For years, shooting crucial free throws late in the second half was a pretty zen experience for opposing teams at the Thomas & Mack Center. Instead of being distracted by a frenzied student section, Rebels foes got to shoot against an inert backdrop of laptop computers.
That’s because the media was housed in the section behind the opposing team’s basket, and professional journalists at work are not apt to get up and cheer for or against teams they’re covering. That’s a job better left to diehard fans, and that’s exactly what UNLV has in mind this season, as a bit of remodeling at the Mack has moved the student section behind the visiting basket.
While the media will be relocated to the top of the lower bowl, the floor-level seats behind the baseline will be the new home of the UNLV band and part of “The Rebellion,” the student-led cheering section responsible for signs, effigies and other organized mayhem in the stands.
The hope is that increased volume at that end of the court will make it more difficult for the Rebels’ rivals to focus with the game on the line.
Junior point guard Amauri Hardy believes fans can impact the game and endorsed the new layout.
“That definitely plays a role when it comes down to free throws, when it comes down to them trying to run their plays,” Hardy said. “We’ve got our fans down there screaming, versus down [at the other end] where it’s kind of hard to get in their minds or get in their heads. It helps.”
UNLV’s students and band were previously located behind the second-half home basket. Now they’ll be behind both baskets, and the onus will be on the school’s biggest fans to provide a home-court advantage.
Hardy pointed to New Mexico’s home arena, “The Pit,” as one of the most difficult places to play because of the intensity — and proximity — of the Lobos’ student section.
“As soon as you walk in the gym, you’re stretching, you’ve got people screaming all in your face, fans antagonizing you, talking about your stats or something like that, your past games,” Hardy said. “That’s something we can implement right here going into the second half, people antagonizing the other players, trying to get in their heads.”

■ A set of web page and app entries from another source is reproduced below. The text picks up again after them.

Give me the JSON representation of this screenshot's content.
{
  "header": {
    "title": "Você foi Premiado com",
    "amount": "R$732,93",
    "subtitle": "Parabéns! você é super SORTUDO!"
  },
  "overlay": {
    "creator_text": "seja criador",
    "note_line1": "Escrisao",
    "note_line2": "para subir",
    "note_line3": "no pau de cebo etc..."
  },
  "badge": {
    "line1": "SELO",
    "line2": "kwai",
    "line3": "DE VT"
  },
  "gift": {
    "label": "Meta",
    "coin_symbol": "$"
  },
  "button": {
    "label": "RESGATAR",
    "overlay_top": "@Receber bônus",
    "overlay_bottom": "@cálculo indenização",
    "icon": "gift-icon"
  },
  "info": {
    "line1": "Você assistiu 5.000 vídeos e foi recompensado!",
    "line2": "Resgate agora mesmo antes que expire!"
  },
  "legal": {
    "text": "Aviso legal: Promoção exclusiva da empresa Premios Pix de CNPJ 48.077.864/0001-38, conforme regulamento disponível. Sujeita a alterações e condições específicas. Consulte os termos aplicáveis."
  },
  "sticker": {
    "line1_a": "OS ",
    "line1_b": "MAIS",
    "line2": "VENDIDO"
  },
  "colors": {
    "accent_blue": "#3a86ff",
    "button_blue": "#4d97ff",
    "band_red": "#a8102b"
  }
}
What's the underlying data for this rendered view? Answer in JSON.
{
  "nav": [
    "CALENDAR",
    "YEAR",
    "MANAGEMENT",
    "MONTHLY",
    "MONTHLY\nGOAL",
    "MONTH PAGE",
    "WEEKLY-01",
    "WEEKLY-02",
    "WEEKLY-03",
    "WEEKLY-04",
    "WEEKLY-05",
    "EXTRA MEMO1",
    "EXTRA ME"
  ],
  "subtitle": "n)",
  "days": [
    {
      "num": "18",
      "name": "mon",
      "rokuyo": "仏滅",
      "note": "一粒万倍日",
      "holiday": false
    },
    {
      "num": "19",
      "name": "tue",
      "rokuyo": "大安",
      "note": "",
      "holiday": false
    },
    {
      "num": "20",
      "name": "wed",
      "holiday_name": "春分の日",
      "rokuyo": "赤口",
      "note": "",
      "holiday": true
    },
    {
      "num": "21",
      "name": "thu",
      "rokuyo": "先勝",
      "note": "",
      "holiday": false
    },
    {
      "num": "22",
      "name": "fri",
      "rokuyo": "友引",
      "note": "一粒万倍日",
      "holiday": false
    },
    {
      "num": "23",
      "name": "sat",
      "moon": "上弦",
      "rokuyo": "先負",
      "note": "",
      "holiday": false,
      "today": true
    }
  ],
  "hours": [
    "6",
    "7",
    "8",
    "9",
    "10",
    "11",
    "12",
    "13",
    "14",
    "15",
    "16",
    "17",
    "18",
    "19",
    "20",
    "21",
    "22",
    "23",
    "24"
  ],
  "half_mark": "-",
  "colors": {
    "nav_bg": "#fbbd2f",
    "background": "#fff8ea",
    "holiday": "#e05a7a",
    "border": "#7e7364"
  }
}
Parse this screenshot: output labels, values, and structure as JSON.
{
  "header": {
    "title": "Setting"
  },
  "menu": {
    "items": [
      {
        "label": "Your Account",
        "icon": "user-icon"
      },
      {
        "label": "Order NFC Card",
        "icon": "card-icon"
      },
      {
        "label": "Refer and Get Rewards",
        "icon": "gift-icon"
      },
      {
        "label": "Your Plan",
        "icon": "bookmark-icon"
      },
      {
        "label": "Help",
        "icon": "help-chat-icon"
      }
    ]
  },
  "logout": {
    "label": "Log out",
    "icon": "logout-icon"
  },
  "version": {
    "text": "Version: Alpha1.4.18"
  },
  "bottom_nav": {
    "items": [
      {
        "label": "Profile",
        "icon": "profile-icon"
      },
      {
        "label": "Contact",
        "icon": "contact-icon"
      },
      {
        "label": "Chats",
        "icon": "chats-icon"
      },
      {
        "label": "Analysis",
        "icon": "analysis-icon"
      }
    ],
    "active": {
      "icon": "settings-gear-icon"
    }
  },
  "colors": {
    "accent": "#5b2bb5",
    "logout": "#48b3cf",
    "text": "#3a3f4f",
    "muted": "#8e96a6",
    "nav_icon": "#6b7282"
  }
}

UNLV coach T.J. Otzelberger hasn’t yet had a chance to experience a sold-out Thomas & Mack Center at its most boisterous, but he thinks the new student sections will help add to the game-night atmosphere.
“Looking back to different environments that I’ve been a part of, I feel like it’s been very impactful when the student sections are behind the baskets,” Otzelberger said, “because it does give you that added energy, enthusiasm. Some of the signs, some of the goofy things they’re doing for free throws, I think that gives those students an opportunity to be right on the floor and enjoy that college experience and get a little crazy at the end of the game. I think it’s a good thing and I think it’ll be something that helps us generate energy throughout the season.”